Final Thesis Project at Lund School of Design, LTH, Lund University 2008. Coffins and urns made of a biodegradable plastic with added chalk.

Background – LCA of a Human?

To evaluate the environmental impacts of a material, product, process or activity a Life Cycle Assessment can be made. A LCA considers the environmental impacts along a product’s life from raw material acquisition to production, use and disposal. A term that often is used is “from cradle to grave”. The term made me think about making a LCA of a human as a part of a master project. Maybe there were things that could be improved in the disposal phase of a human? Could a concept for an eco-funeral become my master project?

The aim of the project was to get a holistic picture of what happens to a person from the moment she dies till she is buried – transport, storage, ceremony etc. The practical part that happens “behind the scenes”, when someone has past away, is seldom spoken of in Sweden. What can be done to adapt this procedure to the demands of the environment?



The coffins on the Scandinavian market pretty much all look the same. The chalk material generates a new type of coffin designs. Free forming opens up for endless design possibilities and fulfils the increasing demand for variation and personalization. It is hard to totally break with the traditions when designing a coffin. Even if the trend in Sweden is that the ceremonies get more and more personalized the security of tradition is still important. Therefore I made one concept quite classic, one simple, timeless one for a broad target group and one more conceptual soft shape.

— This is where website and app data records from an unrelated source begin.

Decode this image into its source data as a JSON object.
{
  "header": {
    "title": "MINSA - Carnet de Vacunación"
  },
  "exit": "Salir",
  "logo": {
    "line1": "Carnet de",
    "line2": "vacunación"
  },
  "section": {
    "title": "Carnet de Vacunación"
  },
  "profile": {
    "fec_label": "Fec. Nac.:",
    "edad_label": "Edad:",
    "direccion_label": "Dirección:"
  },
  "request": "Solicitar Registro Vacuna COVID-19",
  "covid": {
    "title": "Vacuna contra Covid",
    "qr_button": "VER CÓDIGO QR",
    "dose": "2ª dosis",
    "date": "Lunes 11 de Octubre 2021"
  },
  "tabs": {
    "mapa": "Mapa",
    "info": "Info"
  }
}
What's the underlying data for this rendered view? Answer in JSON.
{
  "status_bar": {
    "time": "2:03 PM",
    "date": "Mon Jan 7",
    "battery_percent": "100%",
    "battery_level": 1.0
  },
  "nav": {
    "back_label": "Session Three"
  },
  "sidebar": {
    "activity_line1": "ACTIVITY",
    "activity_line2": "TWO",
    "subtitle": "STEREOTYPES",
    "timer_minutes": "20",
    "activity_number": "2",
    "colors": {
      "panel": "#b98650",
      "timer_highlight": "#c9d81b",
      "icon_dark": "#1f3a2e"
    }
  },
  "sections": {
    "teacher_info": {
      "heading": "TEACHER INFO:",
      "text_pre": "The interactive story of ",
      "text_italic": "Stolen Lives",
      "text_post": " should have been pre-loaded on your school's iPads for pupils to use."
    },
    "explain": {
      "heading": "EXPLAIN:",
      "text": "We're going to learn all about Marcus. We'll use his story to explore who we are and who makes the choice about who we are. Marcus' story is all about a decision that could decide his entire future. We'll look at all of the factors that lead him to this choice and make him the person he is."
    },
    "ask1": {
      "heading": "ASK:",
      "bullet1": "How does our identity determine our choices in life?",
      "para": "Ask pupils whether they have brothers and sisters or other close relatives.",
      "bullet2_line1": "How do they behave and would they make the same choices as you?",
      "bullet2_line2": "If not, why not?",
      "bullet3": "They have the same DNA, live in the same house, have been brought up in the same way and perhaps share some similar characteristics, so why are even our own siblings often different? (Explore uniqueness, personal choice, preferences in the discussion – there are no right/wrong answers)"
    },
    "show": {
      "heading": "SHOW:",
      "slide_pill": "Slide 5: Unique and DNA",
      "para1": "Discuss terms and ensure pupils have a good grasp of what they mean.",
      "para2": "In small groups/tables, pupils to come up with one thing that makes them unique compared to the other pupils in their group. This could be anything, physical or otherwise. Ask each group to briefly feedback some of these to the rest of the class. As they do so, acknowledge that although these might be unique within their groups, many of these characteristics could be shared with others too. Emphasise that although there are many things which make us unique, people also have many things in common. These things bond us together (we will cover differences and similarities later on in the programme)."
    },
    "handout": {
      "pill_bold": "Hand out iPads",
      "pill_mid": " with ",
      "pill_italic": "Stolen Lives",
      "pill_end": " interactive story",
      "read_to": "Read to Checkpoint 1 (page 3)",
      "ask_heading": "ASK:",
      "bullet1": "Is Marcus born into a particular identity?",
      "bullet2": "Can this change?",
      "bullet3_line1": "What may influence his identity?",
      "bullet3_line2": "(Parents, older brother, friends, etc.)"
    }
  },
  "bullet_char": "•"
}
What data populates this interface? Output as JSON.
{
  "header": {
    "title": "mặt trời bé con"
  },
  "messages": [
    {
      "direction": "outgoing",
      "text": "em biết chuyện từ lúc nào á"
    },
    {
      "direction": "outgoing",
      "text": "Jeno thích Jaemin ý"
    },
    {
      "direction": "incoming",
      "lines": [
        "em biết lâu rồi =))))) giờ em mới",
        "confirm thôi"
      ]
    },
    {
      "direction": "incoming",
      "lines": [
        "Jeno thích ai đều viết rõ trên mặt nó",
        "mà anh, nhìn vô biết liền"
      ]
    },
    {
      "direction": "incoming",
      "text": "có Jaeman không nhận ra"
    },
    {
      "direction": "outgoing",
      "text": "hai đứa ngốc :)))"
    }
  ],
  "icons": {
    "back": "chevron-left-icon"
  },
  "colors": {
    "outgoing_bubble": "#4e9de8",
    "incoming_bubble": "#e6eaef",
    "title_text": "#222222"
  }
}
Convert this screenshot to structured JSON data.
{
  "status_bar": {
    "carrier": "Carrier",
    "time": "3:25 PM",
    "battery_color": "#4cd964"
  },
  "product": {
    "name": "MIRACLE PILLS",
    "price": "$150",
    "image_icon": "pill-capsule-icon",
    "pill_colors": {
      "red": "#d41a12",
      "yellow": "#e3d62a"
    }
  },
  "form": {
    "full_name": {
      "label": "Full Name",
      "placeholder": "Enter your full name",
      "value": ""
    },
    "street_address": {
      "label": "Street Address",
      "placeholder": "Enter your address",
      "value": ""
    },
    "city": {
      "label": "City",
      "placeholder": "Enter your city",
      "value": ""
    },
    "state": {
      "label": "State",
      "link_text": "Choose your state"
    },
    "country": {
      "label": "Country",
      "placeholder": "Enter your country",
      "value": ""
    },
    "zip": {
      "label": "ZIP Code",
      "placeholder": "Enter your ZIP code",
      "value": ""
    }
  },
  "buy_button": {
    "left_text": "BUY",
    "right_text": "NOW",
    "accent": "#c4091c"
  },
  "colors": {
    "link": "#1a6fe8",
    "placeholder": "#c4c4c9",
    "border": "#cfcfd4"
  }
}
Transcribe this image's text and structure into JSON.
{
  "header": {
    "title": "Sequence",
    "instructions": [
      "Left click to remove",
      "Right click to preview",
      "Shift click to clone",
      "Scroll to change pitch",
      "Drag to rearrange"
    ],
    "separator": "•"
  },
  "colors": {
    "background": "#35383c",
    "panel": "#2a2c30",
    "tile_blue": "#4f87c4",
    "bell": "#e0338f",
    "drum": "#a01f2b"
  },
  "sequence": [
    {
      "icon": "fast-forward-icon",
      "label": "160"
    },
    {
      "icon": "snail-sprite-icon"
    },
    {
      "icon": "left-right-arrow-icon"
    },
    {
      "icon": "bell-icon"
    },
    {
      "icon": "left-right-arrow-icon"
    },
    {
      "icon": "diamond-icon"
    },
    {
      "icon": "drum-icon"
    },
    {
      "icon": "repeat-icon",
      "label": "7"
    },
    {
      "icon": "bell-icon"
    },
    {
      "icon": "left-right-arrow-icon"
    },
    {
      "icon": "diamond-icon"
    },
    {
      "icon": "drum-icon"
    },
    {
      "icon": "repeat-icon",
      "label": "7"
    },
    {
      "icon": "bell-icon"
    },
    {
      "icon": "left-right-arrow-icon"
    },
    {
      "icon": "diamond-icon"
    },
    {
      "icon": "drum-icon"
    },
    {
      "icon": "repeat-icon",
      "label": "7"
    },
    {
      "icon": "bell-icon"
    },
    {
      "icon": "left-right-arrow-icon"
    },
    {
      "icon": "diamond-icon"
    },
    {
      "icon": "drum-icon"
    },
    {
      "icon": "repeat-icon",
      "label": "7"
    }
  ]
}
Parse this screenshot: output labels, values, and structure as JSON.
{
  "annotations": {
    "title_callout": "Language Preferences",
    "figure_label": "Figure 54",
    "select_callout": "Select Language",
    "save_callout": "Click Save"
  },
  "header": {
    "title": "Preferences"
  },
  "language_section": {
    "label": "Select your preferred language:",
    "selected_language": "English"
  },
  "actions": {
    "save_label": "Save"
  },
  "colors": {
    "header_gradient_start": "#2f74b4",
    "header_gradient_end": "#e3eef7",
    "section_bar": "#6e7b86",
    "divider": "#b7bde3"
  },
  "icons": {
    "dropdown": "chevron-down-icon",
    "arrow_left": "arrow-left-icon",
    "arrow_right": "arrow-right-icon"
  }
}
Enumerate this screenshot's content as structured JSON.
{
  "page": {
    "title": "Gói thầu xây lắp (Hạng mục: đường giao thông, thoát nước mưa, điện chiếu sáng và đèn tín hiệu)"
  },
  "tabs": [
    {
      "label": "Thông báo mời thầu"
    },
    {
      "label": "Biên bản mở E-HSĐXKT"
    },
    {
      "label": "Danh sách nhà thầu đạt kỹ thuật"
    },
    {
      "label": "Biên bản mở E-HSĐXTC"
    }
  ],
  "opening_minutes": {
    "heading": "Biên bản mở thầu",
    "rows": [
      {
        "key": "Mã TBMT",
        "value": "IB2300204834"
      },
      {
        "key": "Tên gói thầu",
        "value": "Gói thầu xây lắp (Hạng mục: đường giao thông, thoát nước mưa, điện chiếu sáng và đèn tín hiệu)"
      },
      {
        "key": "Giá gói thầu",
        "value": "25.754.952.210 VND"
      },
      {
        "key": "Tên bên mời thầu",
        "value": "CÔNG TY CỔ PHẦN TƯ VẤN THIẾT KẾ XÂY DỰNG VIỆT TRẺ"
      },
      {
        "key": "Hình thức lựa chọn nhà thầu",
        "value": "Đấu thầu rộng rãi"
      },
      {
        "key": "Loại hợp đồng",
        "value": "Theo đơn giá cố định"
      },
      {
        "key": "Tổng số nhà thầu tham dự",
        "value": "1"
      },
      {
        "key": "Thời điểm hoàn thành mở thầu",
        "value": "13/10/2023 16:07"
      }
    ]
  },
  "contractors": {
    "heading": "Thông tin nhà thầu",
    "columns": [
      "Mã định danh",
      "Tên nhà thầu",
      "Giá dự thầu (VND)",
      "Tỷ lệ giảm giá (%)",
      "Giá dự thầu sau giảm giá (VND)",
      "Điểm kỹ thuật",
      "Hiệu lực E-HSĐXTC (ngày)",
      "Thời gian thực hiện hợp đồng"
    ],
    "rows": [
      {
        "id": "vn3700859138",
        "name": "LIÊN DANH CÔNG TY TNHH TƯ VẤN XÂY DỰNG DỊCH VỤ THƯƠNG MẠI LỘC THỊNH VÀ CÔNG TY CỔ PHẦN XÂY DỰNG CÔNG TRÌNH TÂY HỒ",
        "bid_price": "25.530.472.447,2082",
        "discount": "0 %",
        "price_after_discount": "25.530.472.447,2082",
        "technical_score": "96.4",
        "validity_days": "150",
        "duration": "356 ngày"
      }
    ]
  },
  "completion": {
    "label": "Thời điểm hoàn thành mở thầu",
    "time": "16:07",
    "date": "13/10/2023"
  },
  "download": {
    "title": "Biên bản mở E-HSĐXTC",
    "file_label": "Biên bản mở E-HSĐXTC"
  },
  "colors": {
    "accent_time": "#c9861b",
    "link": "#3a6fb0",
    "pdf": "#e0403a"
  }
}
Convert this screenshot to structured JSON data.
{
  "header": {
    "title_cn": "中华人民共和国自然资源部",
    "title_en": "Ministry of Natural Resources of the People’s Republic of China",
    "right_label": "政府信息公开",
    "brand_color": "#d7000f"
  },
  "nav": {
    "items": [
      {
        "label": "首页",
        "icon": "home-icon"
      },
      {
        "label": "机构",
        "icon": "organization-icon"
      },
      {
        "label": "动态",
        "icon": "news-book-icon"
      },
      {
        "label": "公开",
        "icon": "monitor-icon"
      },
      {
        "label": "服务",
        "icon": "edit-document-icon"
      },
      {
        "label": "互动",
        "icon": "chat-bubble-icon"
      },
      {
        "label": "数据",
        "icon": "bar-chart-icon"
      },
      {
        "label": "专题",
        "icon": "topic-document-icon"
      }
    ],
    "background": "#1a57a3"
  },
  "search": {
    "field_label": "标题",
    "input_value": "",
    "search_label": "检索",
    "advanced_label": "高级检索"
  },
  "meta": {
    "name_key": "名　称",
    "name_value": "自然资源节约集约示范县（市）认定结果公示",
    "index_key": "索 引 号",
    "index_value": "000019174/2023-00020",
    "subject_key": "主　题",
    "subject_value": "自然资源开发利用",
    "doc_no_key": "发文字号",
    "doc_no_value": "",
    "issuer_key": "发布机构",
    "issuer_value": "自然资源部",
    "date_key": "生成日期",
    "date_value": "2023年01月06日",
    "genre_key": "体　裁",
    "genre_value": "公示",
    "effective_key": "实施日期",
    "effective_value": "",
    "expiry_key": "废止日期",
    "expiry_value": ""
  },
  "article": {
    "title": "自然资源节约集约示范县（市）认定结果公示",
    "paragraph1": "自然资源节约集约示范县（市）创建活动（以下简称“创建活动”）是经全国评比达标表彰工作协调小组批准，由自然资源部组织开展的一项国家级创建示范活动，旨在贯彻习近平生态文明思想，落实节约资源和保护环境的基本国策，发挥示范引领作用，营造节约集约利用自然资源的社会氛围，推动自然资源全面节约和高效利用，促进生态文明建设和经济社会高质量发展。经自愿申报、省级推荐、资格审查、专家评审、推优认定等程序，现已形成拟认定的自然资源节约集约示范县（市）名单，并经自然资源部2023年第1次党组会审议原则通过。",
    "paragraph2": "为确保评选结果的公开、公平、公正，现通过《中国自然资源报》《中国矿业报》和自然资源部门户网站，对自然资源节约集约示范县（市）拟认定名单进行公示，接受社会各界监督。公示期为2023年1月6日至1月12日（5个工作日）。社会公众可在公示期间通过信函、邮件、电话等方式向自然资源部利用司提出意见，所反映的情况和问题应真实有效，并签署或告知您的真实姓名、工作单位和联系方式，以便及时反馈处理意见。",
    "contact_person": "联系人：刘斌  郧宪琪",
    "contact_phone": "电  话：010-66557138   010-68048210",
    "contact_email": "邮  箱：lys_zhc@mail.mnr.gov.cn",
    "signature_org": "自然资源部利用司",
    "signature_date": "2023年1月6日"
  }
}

The calcium works as a neutralizer of the acid leakage from cemeteries. Benefits with the coffins, compared to ordinary ones, are that they only contain one material – no screws, lacquer etc. is added. They are stackable and weigh much less than wooden ones and are therefore better concerning transportation and ergonomics. Reusable handles in solid wood.